(Stored data)
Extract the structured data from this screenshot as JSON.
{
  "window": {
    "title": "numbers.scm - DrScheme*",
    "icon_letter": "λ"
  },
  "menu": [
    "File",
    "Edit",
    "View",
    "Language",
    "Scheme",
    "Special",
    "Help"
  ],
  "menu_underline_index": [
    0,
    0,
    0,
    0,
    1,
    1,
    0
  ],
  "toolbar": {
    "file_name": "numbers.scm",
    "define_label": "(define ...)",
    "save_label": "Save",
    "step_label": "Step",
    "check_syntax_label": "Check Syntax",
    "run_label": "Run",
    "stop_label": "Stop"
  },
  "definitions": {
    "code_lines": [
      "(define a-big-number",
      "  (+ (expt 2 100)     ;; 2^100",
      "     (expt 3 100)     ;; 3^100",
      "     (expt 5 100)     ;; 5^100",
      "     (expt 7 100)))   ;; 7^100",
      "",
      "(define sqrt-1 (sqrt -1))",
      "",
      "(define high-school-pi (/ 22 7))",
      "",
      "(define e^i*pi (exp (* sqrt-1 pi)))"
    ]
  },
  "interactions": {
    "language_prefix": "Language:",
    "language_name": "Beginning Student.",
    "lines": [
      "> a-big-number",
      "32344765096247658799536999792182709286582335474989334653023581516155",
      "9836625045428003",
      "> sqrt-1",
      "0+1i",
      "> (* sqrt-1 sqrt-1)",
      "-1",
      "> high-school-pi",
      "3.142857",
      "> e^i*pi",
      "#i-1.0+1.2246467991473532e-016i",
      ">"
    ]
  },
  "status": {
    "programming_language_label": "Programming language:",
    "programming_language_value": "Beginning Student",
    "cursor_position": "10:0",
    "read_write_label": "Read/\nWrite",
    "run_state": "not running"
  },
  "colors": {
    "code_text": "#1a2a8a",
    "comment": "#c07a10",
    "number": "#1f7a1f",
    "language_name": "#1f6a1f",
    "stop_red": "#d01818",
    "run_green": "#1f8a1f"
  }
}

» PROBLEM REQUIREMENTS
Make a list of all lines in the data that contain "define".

» RESPONSE
    "define_label": "(define ...)",
      "(define a-big-number",
      "(define sqrt-1 (sqrt -1))",
      "(define high-school-pi (/ 22 7))",
      "(define e^i*pi (exp (* sqrt-1 pi)))"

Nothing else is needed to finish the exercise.